## TASK DIRECTIONS
Every line in the data below that has the word "icon" should be returned.

## DATA SECTION
━━━━━━━━
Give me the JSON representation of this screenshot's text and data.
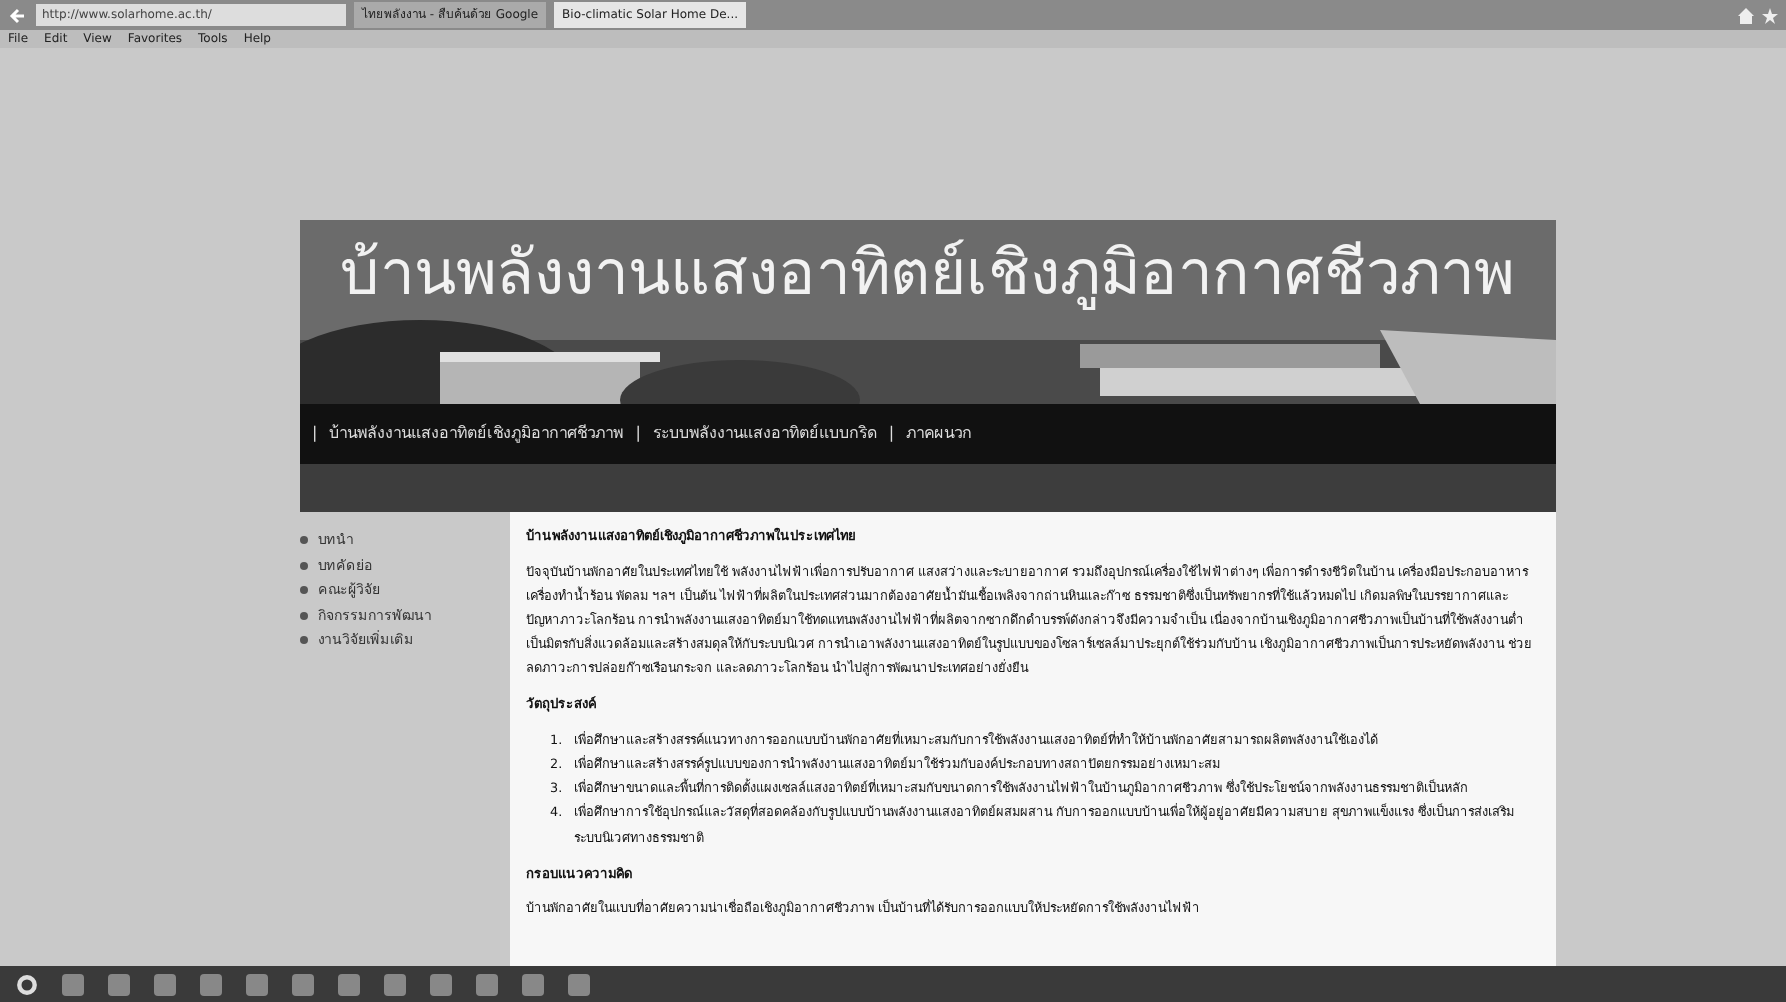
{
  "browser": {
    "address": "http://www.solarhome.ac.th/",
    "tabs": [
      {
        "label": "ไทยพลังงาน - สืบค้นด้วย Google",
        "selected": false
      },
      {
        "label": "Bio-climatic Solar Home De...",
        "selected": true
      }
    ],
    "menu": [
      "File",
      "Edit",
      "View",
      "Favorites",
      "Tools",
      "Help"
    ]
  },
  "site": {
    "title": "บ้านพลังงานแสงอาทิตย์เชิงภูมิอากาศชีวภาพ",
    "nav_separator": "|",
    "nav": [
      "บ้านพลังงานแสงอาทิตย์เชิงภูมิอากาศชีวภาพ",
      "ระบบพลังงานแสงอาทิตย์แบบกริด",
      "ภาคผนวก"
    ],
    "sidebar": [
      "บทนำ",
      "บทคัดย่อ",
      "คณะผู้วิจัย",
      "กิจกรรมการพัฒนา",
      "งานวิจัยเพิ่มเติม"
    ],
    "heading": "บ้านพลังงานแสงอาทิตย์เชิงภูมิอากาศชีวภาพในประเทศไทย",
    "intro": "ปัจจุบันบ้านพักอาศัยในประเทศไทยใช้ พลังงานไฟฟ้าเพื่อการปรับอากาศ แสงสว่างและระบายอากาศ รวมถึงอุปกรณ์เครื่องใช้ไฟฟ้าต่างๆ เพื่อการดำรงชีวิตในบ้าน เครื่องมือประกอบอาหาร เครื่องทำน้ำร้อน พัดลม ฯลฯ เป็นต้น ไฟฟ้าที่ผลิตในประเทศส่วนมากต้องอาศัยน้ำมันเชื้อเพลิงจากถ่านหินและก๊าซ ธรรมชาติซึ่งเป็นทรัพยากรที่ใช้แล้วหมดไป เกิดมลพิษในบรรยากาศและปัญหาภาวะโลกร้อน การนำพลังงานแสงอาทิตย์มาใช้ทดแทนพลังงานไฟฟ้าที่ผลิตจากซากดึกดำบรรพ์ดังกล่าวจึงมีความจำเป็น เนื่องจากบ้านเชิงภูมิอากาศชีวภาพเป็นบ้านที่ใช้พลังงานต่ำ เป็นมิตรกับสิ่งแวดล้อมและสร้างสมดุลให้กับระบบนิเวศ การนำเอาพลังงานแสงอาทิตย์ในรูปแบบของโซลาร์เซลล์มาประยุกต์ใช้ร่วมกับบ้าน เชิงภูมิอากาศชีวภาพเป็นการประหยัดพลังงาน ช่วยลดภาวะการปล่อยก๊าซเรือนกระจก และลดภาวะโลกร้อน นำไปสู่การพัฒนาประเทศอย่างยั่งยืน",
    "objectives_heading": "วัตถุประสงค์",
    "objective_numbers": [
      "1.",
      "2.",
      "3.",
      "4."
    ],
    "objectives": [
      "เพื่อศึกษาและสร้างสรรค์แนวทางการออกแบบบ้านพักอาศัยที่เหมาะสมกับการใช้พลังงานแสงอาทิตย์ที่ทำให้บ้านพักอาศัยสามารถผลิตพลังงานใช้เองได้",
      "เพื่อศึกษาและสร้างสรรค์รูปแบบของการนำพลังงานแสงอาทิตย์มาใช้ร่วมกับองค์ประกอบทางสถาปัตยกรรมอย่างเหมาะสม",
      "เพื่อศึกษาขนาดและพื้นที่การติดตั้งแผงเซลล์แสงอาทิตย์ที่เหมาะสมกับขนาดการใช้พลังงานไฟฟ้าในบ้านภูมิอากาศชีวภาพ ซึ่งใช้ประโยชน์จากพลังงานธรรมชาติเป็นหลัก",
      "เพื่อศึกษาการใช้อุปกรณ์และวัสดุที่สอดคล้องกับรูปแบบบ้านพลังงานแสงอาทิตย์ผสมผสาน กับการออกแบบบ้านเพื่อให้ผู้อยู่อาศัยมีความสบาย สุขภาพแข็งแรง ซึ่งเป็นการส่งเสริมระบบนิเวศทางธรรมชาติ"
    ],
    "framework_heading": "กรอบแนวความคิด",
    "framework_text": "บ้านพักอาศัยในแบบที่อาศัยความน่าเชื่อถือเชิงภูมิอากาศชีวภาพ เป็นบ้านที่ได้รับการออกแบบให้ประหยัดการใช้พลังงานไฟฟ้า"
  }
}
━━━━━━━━
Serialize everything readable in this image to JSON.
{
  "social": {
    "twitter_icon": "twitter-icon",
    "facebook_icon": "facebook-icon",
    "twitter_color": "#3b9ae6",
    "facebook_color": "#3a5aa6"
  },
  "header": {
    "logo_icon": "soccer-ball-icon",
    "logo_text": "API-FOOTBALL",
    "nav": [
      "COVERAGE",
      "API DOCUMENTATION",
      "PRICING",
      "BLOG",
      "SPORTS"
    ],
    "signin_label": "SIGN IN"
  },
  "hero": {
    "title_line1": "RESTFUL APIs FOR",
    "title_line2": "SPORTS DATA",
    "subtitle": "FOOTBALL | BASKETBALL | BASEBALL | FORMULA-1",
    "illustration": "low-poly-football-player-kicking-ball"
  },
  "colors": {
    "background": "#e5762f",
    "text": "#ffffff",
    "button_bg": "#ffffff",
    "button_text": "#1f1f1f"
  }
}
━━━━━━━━
## EXERCISE OUTPUT
    "twitter_icon": "twitter-icon",
    "facebook_icon": "facebook-icon",
    "logo_icon": "soccer-ball-icon",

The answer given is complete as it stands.